Skeletons and Teeth
Humans and certain species of animals are able to move around everyday because we are supported by an internal skeleton (a skeleton on the inside) all vertebrates (animals with a spine) such as fish, reptiles, amphibians, mammals and birds all look very different to each other at first glance but surprisingly share some basic characteristics. But over time will have developed certain adaptations to allow them to survive in their chosen habitats.
Animals such as invertebrates (animals with no backbone/spine) are built quite differently, some having an exoskeleton (skeleton on the outside) to protect them. Having no backbone makes the animals very soft and flexible, making them easy prey for predators, resulting in the exoskeleton protecting it like a suit of armor.
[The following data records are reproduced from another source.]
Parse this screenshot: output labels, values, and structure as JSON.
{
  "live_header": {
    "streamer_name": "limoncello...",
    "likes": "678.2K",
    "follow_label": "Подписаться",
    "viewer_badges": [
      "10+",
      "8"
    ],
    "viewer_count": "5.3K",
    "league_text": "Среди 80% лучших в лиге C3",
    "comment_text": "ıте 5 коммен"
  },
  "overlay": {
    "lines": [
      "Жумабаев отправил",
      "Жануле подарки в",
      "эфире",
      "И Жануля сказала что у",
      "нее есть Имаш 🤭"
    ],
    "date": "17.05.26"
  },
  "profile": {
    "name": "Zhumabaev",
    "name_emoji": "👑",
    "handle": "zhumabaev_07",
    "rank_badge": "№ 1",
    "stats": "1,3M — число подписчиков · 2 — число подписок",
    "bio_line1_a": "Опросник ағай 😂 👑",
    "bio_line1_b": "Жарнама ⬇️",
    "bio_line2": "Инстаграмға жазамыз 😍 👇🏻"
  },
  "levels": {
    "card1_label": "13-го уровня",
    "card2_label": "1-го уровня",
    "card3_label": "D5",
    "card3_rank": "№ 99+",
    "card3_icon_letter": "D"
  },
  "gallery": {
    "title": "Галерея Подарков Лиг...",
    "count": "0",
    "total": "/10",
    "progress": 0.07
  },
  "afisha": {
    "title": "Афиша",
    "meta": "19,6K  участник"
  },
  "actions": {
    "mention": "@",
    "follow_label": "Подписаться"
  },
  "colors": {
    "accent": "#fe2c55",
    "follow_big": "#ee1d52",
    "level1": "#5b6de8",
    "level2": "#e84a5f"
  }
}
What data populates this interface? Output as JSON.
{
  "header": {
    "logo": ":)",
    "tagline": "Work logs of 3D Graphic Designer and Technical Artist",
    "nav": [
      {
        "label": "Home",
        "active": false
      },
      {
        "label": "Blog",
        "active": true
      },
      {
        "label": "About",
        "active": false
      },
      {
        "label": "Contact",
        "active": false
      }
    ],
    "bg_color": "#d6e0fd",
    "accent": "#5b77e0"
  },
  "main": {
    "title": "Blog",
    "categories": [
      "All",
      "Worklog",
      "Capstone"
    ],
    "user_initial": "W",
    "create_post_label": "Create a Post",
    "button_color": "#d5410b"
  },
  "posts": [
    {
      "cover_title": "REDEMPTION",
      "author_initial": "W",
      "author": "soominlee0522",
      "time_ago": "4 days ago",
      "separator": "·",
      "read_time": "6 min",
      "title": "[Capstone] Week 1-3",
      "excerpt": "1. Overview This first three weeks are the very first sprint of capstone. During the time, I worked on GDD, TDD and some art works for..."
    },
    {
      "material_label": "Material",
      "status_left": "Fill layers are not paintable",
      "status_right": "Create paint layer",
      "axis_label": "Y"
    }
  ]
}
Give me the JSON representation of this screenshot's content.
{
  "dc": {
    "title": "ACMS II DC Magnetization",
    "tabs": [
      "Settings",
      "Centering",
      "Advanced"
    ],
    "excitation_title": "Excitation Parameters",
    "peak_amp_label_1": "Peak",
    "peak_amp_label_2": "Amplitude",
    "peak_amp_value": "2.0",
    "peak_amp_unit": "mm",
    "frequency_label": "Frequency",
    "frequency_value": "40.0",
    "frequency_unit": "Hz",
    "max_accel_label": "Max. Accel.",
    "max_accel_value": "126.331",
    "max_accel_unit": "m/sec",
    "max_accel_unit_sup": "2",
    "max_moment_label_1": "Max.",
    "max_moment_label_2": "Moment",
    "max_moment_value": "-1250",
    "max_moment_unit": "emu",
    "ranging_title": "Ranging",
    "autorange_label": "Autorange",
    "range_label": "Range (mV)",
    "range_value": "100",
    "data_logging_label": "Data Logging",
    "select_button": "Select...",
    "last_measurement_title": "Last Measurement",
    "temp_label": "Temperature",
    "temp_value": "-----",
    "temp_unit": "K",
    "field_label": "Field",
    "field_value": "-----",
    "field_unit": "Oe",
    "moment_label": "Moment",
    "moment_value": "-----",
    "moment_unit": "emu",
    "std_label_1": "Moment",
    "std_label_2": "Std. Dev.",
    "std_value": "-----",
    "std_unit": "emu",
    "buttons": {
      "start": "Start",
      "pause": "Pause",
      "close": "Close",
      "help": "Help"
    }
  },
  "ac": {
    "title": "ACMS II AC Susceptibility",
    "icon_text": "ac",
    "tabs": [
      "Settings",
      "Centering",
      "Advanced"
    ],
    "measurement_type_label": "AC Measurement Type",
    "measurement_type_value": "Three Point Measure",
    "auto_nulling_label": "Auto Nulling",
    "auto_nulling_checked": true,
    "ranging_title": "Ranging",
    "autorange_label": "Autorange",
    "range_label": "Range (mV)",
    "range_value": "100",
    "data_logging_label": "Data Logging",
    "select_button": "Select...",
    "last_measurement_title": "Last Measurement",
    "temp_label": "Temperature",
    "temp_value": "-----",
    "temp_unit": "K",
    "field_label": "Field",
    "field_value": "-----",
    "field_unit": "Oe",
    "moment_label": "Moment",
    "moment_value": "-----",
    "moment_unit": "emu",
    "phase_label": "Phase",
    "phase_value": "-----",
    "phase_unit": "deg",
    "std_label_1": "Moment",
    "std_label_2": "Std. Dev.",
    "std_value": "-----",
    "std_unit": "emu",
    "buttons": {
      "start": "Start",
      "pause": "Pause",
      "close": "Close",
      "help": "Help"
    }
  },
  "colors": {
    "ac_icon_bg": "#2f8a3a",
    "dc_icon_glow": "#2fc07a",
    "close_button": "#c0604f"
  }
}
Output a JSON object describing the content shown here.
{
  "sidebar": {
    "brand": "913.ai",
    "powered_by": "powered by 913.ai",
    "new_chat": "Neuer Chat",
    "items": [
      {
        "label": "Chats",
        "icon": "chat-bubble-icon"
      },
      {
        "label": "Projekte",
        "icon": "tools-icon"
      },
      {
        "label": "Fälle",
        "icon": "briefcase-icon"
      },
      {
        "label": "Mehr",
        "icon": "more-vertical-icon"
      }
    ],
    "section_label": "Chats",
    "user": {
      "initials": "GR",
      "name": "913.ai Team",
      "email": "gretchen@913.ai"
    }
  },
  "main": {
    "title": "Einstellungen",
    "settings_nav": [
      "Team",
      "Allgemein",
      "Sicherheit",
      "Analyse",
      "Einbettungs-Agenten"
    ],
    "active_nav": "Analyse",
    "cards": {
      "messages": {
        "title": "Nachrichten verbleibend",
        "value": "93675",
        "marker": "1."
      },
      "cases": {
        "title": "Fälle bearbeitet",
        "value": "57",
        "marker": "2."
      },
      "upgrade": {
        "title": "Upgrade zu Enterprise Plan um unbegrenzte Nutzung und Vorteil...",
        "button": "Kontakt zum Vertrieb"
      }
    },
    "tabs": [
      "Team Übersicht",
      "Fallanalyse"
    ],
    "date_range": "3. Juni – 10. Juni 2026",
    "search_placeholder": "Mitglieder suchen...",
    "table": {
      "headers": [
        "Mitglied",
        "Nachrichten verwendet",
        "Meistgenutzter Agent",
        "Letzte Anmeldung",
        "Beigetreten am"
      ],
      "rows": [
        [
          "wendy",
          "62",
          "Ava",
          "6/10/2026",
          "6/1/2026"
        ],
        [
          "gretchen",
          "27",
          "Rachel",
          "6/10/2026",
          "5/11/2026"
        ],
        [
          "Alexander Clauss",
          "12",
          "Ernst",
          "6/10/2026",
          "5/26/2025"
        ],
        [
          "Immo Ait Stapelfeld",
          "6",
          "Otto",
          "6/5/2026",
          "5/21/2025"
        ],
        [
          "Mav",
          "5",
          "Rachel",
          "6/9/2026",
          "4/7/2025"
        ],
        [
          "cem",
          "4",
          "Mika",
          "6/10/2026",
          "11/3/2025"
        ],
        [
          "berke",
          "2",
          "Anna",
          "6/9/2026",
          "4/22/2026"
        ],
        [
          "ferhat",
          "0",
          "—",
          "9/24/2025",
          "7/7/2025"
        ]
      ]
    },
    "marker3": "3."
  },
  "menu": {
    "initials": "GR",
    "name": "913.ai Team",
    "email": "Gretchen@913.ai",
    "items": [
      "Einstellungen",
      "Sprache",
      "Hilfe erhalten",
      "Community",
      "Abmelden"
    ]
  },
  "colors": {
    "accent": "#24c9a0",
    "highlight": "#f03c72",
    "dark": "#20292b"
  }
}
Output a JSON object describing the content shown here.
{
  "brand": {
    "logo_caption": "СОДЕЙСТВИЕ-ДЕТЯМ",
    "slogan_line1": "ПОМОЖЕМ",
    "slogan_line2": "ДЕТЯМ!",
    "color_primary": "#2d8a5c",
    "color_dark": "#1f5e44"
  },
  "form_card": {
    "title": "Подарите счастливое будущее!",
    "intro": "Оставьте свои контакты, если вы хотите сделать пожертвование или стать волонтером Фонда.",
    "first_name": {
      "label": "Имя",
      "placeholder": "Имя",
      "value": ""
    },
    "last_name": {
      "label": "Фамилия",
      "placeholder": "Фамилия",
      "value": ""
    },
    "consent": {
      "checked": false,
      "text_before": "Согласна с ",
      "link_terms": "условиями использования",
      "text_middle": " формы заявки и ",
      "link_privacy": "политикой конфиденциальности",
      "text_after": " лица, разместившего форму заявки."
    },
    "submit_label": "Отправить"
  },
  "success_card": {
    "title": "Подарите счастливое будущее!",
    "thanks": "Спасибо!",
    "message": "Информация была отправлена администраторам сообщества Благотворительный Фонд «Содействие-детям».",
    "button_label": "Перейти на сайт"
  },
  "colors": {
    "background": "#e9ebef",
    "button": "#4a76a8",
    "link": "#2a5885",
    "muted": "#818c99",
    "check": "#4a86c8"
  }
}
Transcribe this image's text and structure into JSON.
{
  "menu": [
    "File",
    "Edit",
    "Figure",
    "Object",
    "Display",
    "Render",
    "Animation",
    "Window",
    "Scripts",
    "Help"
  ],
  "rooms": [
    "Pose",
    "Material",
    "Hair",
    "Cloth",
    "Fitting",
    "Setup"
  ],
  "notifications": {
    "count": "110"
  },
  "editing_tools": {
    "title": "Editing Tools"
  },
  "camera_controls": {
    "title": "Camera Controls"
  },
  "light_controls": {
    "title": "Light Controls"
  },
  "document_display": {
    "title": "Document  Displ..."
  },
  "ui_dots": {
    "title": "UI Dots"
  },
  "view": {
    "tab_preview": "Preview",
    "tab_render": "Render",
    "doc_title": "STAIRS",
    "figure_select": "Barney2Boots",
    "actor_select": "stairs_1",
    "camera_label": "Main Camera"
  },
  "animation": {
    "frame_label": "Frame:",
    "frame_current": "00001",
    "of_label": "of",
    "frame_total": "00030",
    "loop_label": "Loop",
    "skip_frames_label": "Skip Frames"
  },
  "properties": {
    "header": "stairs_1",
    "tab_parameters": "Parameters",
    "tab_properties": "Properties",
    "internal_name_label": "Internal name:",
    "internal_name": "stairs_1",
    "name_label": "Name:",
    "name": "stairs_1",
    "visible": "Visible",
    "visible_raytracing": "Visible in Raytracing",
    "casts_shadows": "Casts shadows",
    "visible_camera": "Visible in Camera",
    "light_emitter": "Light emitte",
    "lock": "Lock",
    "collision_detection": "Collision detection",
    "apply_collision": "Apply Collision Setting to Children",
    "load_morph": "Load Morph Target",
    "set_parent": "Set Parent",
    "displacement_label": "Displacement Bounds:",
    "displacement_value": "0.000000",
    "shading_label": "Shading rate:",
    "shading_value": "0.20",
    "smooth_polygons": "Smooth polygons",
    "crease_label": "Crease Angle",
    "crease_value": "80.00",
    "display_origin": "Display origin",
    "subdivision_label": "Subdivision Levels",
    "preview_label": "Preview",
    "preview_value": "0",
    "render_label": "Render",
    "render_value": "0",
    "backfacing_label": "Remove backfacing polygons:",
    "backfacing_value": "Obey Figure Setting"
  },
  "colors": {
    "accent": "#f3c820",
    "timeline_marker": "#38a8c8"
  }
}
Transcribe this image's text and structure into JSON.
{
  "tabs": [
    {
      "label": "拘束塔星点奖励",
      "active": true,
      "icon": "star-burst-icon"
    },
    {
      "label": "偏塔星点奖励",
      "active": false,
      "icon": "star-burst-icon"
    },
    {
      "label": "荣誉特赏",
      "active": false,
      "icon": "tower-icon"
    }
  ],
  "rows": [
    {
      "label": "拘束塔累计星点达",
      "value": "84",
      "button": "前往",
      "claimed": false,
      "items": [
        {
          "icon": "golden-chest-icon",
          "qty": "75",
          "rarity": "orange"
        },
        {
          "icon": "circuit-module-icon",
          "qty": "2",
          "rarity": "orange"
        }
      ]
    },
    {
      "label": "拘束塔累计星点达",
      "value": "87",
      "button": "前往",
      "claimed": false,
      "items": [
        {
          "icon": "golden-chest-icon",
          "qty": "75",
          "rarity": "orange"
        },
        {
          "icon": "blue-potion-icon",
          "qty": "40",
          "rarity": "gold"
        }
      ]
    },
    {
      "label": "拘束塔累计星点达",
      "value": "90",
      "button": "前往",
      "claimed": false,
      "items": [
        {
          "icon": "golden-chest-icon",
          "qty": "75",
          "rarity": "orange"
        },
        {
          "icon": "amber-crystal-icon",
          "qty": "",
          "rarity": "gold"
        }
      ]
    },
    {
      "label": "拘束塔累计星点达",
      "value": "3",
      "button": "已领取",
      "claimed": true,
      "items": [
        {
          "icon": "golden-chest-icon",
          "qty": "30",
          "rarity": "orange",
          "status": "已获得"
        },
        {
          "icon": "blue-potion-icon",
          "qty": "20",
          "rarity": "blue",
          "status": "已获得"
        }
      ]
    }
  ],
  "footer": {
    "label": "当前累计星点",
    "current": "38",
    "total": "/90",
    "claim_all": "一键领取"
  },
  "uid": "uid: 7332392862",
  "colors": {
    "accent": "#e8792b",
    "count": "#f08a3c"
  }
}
Our skeletons are anchors for our muscles, which then pull our bones in different directions. It also provides you with support and protection. Without a skull protecting he most vital organ in our body it would be very badly damaged.
All animals including humans are adapted to eating certain types of food. Animals such as herbivores are plant eaters and have flat teeth for grinding. Carnivores, meat eaters have sharp teeth for tearing and omnivores will eat both plants and meat, have both flat and sharp teeth.
Most insects, arachnids and invertebrates have slightly different teeth than that of other animals most having teeth called mandibles or fangs.
- What is a vertebrate / invertebrate?
- How do we move, how are we similar?
- Do all invertebrates have an exoskeleton?
- What are the differences between the different types of teeth?
- What are animals able to eat?
- How do we move?
Animals To Use
- Insect – exoskeleton, three body parts, 6 legs
- Arachnid – exoskeleton, 2 body parts, 8 legs
- Millipede – multiple body parts, exoskeleton, 250-400 legs
- Snake – long spine, ribs and skull
- Frog – same bones as humans only smaller with different adaptations
- Mammal – same bones as humans only smaller with different adaptations